A new comprehensive benchmarking report which evaluates brands on their anti-slavery compliance with the California Transparency in Supply Chains Act of 2010 (CA-TISCA) has been released. Funded by social and environmental compliance, sustainability, and digital circular economy expert iPoint and prepared by Development International (DI), a not-for-profit organization specialized in evaluations, the report rates the legal compliance, affirmative practice, and transparency of 1,909 companies’ anti-human trafficking and slavery-related disclosure statements of 2016.
Improvements on All Fronts
The study indicates that the companies in focus have improved on all fronts as compared to reporting year 2015. "More companies have a statement, more are compliant, and more pro-active initiative is being taken by these businesses in their efforts to responsibly produce and source goods which they sell in California," Dr. Chris Bayer, DI’s Principal Investigator and co-author of the study, states.
CA-TISCA requires retailers and manufacturers doing business in the state of California with annual worldwide gross receipts exceeding $100 million to publicly disclose the measures they have taken to eradicate modern-day slavery and human trafficking in their supply chains. The companies subject to the Californian law include U.S. as well as foreign companies with a combined global revenue of $48.4 trillion in 2016.

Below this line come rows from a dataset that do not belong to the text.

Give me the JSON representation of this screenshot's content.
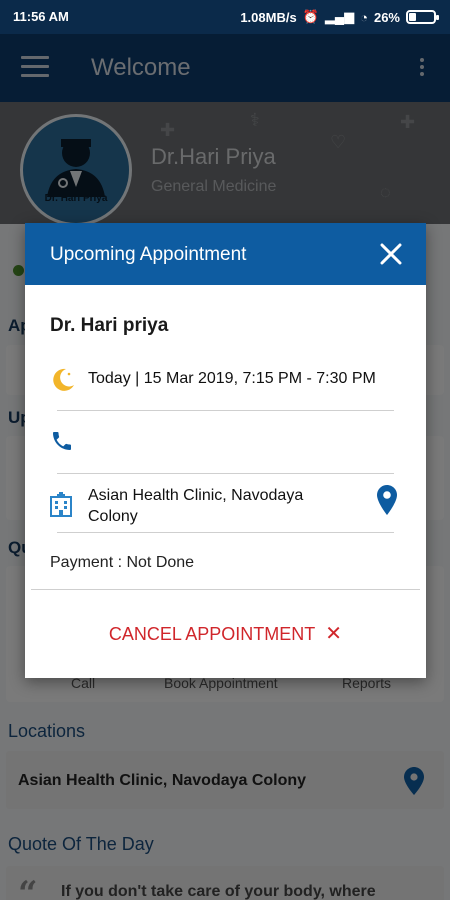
{
  "status_bar": {
    "time": "11:56 AM",
    "speed": "1.08MB/s",
    "battery": "26%"
  },
  "app_bar": {
    "title": "Welcome"
  },
  "profile": {
    "name": "Dr.Hari Priya",
    "specialty": "General Medicine",
    "avatar_caption": "Dr. Hari Priya"
  },
  "background_sections": {
    "appointments_label": "Ap",
    "upcoming_label": "Up",
    "quick_label": "Qu",
    "quick_actions": [
      "Call",
      "Book Appointment",
      "Reports"
    ]
  },
  "locations": {
    "title": "Locations",
    "items": [
      {
        "name": "Asian Health Clinic,  Navodaya Colony"
      }
    ]
  },
  "quote": {
    "title": "Quote Of The Day",
    "text": "If you don't take care of your body, where"
  },
  "dialog": {
    "title": "Upcoming Appointment",
    "doctor": "Dr. Hari priya",
    "datetime": "Today | 15 Mar 2019, 7:15 PM - 7:30 PM",
    "phone": "",
    "clinic_line1": "Asian Health Clinic,  Navodaya",
    "clinic_line2": "Colony",
    "payment": "Payment : Not Done",
    "cancel_label": "CANCEL APPOINTMENT"
  },
  "colors": {
    "header_blue": "#0e5ca1",
    "app_bar": "#0d3b6a",
    "cancel_red": "#d0262b",
    "pin_blue": "#0e5ca1"
  }
}
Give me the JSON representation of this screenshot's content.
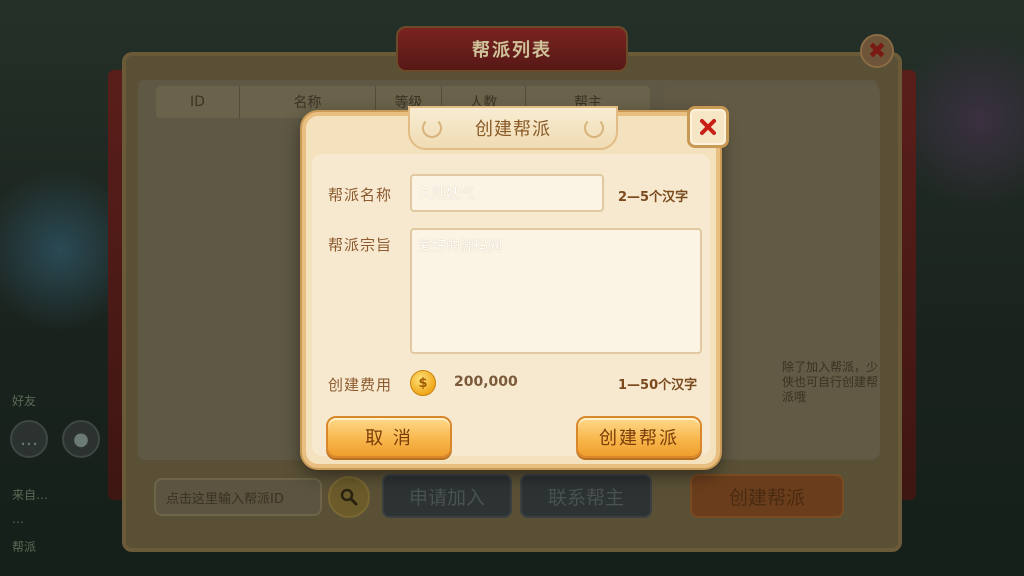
{
  "background": {
    "chat_lines": [
      "来自…",
      "…",
      "帮派"
    ],
    "side_label": "好友"
  },
  "guild_list": {
    "title": "帮派列表",
    "columns": [
      "ID",
      "名称",
      "等级",
      "人数",
      "帮主"
    ],
    "search_placeholder": "点击这里输入帮派ID",
    "apply_button": "申请加入",
    "contact_button": "联系帮主",
    "create_button": "创建帮派",
    "info_text": "除了加入帮派，少侠也可自行创建帮派哦"
  },
  "create_dialog": {
    "title": "创建帮派",
    "name_label": "帮派名称",
    "name_value": "久则妖气",
    "name_hint": "2—5个汉字",
    "motto_label": "帮派宗旨",
    "motto_value": "爱好的源码网",
    "cost_label": "创建费用",
    "cost_value": "200,000",
    "motto_hint": "1—50个汉字",
    "cancel_button": "取 消",
    "confirm_button": "创建帮派"
  },
  "colors": {
    "dialog_bg": "#f4e1be",
    "button_orange": "#f7b448",
    "label_brown": "#8c5a2e"
  }
}
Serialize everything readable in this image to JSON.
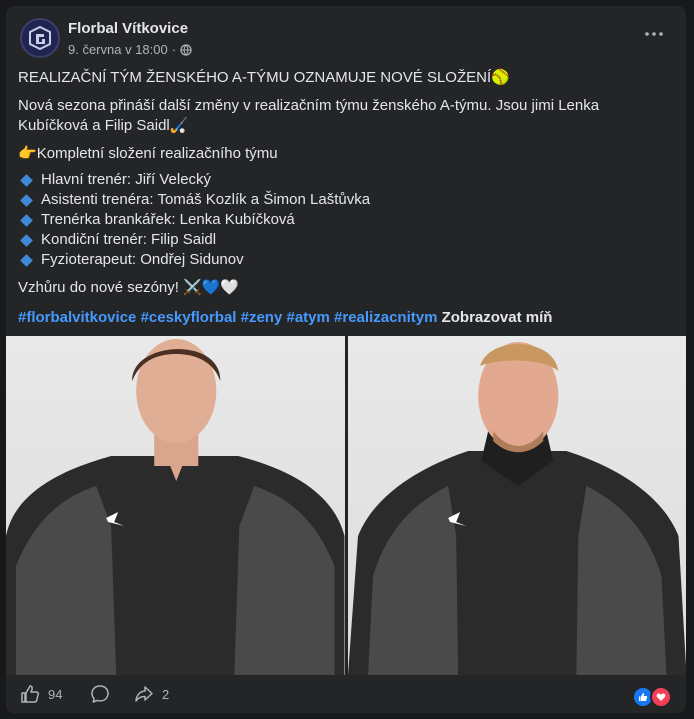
{
  "post": {
    "author": "Florbal Vítkovice",
    "timestamp": "9. června v 18:00",
    "separator": "·",
    "title": "REALIZAČNÍ TÝM ŽENSKÉHO A-TÝMU OZNAMUJE NOVÉ SLOŽENÍ",
    "title_emoji": "🥎",
    "intro_line1": "Nová sezona přináší další změny v realizačním týmu ženského A-týmu. Jsou jimi Lenka",
    "intro_line2": "Kubíčková a Filip Saidl",
    "intro_emoji": "🏑",
    "lead_emoji": "👉",
    "lead": "Kompletní složení realizačního týmu",
    "staff": [
      "Hlavní trenér: Jiří Velecký",
      "Asistenti trenéra: Tomáš Kozlík a Šimon Laštůvka",
      "Trenérka brankářek: Lenka Kubíčková",
      "Kondiční trenér: Filip Saidl",
      "Fyzioterapeut: Ondřej Sidunov"
    ],
    "closing": "Vzhůru do nové sezóny!",
    "closing_emojis": "⚔️💙🤍",
    "hashtags": [
      "#florbalvitkovice",
      "#ceskyflorbal",
      "#zeny",
      "#atym",
      "#realizacnitym"
    ],
    "see_less": "Zobrazovat míň"
  },
  "footer": {
    "likes": "94",
    "shares": "2"
  },
  "colors": {
    "background": "#18191a",
    "card": "#242526",
    "text": "#e4e6eb",
    "secondary": "#b0b3b8",
    "link": "#4599ff",
    "like_blue": "#1877f2",
    "love_red": "#f33e58"
  },
  "icons": {
    "avatar": "club-logo",
    "meta": "globe-icon",
    "menu": "more-icon",
    "like": "thumb-up-icon",
    "comment": "comment-icon",
    "share": "share-icon"
  }
}
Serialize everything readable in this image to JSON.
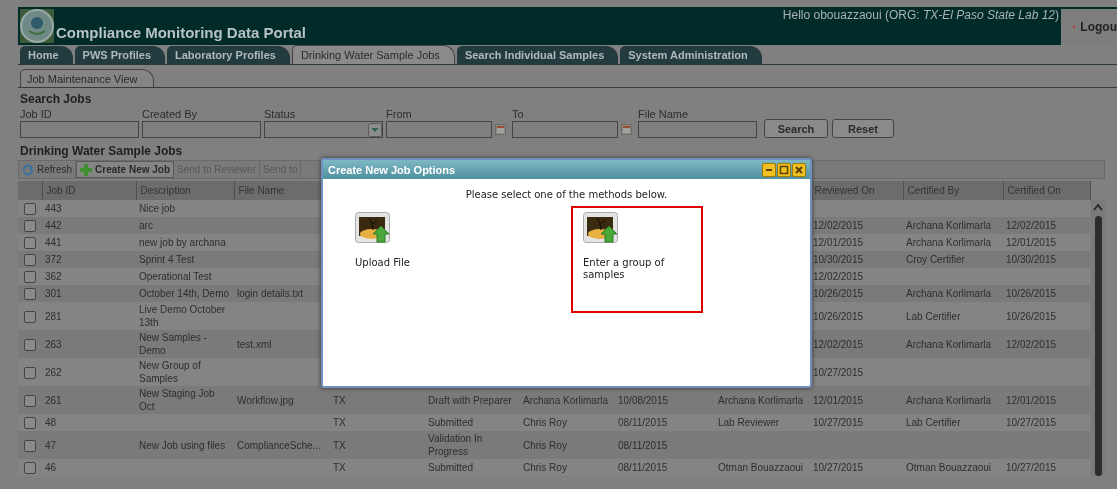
{
  "header": {
    "title": "Compliance Monitoring Data Portal",
    "greeting": "Hello obouazzaoui (ORG: *TX-El Paso State Lab 12*)",
    "logout": "Logou"
  },
  "tabs": [
    {
      "label": "Home",
      "selected": false
    },
    {
      "label": "PWS Profiles",
      "selected": false
    },
    {
      "label": "Laboratory Profiles",
      "selected": false
    },
    {
      "label": "Drinking Water Sample Jobs",
      "selected": true
    },
    {
      "label": "Search Individual Samples",
      "selected": false
    },
    {
      "label": "System Administration",
      "selected": false
    }
  ],
  "subtabs": [
    {
      "label": "Job Maintenance View",
      "selected": true
    }
  ],
  "search": {
    "title": "Search Jobs",
    "fields": [
      {
        "label": "Job ID",
        "kind": "text"
      },
      {
        "label": "Created By",
        "kind": "text"
      },
      {
        "label": "Status",
        "kind": "select"
      },
      {
        "label": "From",
        "kind": "date"
      },
      {
        "label": "To",
        "kind": "date"
      },
      {
        "label": "File Name",
        "kind": "text"
      }
    ],
    "buttons": [
      "Search",
      "Reset"
    ]
  },
  "grid": {
    "title": "Drinking Water Sample Jobs",
    "toolbar": [
      {
        "label": "Refresh",
        "kind": "refresh",
        "disabled": false
      },
      {
        "label": "Create New Job",
        "kind": "create",
        "disabled": false
      },
      {
        "label": "Send to Reviewer",
        "kind": "plain",
        "disabled": true
      },
      {
        "label": "Send to",
        "kind": "plain",
        "disabled": true
      }
    ],
    "columns": [
      "Job ID",
      "Description",
      "File Name",
      null,
      null,
      null,
      null,
      null,
      "Reviewed On",
      "Certified By",
      "Certified On"
    ],
    "rows": [
      {
        "checked": false,
        "cells": [
          "443",
          "Nice job",
          null,
          null,
          null,
          null,
          null,
          null,
          null,
          null,
          null
        ]
      },
      {
        "checked": false,
        "cells": [
          "442",
          "arc",
          null,
          null,
          null,
          null,
          null,
          null,
          "12/02/2015",
          "Archana Korlimarla",
          "12/02/2015"
        ]
      },
      {
        "checked": false,
        "cells": [
          "441",
          "new job by archana",
          null,
          null,
          null,
          null,
          null,
          null,
          "12/01/2015",
          "Archana Korlimarla",
          "12/01/2015"
        ]
      },
      {
        "checked": false,
        "cells": [
          "372",
          "Sprint 4 Test",
          null,
          null,
          null,
          null,
          null,
          null,
          "10/30/2015",
          "Croy Certifier",
          "10/30/2015"
        ]
      },
      {
        "checked": false,
        "cells": [
          "362",
          "Operational Test",
          null,
          null,
          null,
          null,
          null,
          null,
          "12/02/2015",
          null,
          null
        ]
      },
      {
        "checked": false,
        "cells": [
          "301",
          "October 14th, Demo",
          "login details.txt",
          null,
          null,
          null,
          null,
          null,
          "10/26/2015",
          "Archana Korlimarla",
          "10/26/2015"
        ]
      },
      {
        "checked": false,
        "cells": [
          "281",
          "Live Demo October 13th",
          null,
          null,
          null,
          null,
          null,
          null,
          "10/26/2015",
          "Lab Certifier",
          "10/26/2015"
        ]
      },
      {
        "checked": false,
        "cells": [
          "263",
          "New Samples - Demo",
          "test.xml",
          null,
          null,
          null,
          null,
          null,
          "12/02/2015",
          "Archana Korlimarla",
          "12/02/2015"
        ]
      },
      {
        "checked": false,
        "cells": [
          "262",
          "New Group of Samples",
          null,
          null,
          null,
          null,
          null,
          null,
          "10/27/2015",
          null,
          null
        ]
      },
      {
        "checked": false,
        "cells": [
          "261",
          "New Staging Job Oct",
          "Workflow.jpg",
          "TX",
          "Draft with Preparer",
          "Archana Korlimarla",
          "10/08/2015",
          "Archana Korlimarla",
          "12/01/2015",
          "Archana Korlimarla",
          "12/01/2015"
        ]
      },
      {
        "checked": false,
        "cells": [
          "48",
          null,
          null,
          "TX",
          "Submitted",
          "Chris Roy",
          "08/11/2015",
          "Lab Reviewer",
          "10/27/2015",
          "Lab Certifier",
          "10/27/2015"
        ]
      },
      {
        "checked": false,
        "cells": [
          "47",
          "New Job using files",
          "ComplianceSche...",
          "TX",
          "Validation In Progress",
          "Chris Roy",
          "08/11/2015",
          null,
          null,
          null,
          null
        ]
      },
      {
        "checked": false,
        "cells": [
          "46",
          null,
          null,
          "TX",
          "Submitted",
          "Chris Roy",
          "08/11/2015",
          "Otman Bouazzaoui",
          "10/27/2015",
          "Otman Bouazzaoui",
          "10/27/2015"
        ]
      }
    ]
  },
  "dialog": {
    "title": "Create New Job Options",
    "prompt": "Please select one of the methods below.",
    "options": [
      {
        "label": "Upload File",
        "selected": false
      },
      {
        "label": "Enter a group of samples",
        "selected": true
      }
    ]
  }
}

For 2016, the study measured a noticeable improvement in companies’ anti-slavery compliance and actions as compared to the previous year. For example, in 2015, only 41% percent of the 1,504 evaluated companies had a corporate disclosure score on or above the 70% mark. In 2016, 52% of the 1,909 evaluated companies had a disclosure score above 70%. According to Bayer, "This increase not only indicates that legal compliance with this particular anti-slavery disclosure law is gradually improving, it also underlines that the issue of modern day slavery is receiving increased visibility around the globe."
2016 Top Scorers
Among the 20 companies which received a combined compliance, affirmative, and transparency score of 86% and above are American Eagle Outfitters (95%), HP (93%), Intel (92%), Burberry (90%), Brooks Sports (90%), Patagonia (89%), GAP (88%), Papyrus (88%), Bath & Body Works (87%), Vans (87%), and Apple (86%). One top 20 company in particular stands out as to the significant progress it has made since 2015: NXP Semiconductors N.V. (87%) has shown a 71% improvement in the compliance area, and an 80% improvement concerning its affirmative practice. In November 2016, the Dutch global semiconductor manufacturer was announced as one of the winners of Thomson Reuters Foundation’s high-profile Stop Slavery Award, which recognizes businesses that have excelled in efforts to eradicate forced labor from their supply chains.
Evolving Transnational and Cross-Sector Efforts
"There are definitely flagship brands and industries leading the way in the anti-slavery area, and recent as well as upcoming laws in France, Australia, and other countries indicate the encouraging shift in the number of countries that are engaging on the issue", iPoint-CEO Joerg Walden emphasizes. "However, in order to effectively tackle and eradicate human trafficking and modern-day slavery around the globe, joint efforts, learning from peers, supply-chain wide collaboration and cross-sector solutions such as the electronic Labor Rights Template (eLRT) are key."
"The catch 22 is that brands can lead, but cannot complete the task in isolation," Julia Ormond highlights in the report’s foreword. "Conversely, self-acknowledgement of slavery risk in supply chains would beget supply chain mapping, sector and cross-sector partnerships; to enable new solutions and anti-slavery measures to evolve and prove their value." Ormond is founder and president of the Alliance to stop Slavery and End Trafficking (ASSET), which was instrumental in passing the California Transparency in Supply Chains Act and the UK Modern Slavery Act (2015).
The full report, entitled "Corporate Compliance with the California Transparency in Supply Chains Act: Anti-Slavery Performance in 2016", can be downloaded from the iPoint website. Evaluated companies can also request their individual scorecards with a breakdown of their disclosure compliance, affirmative practice, and transparency score, from this website.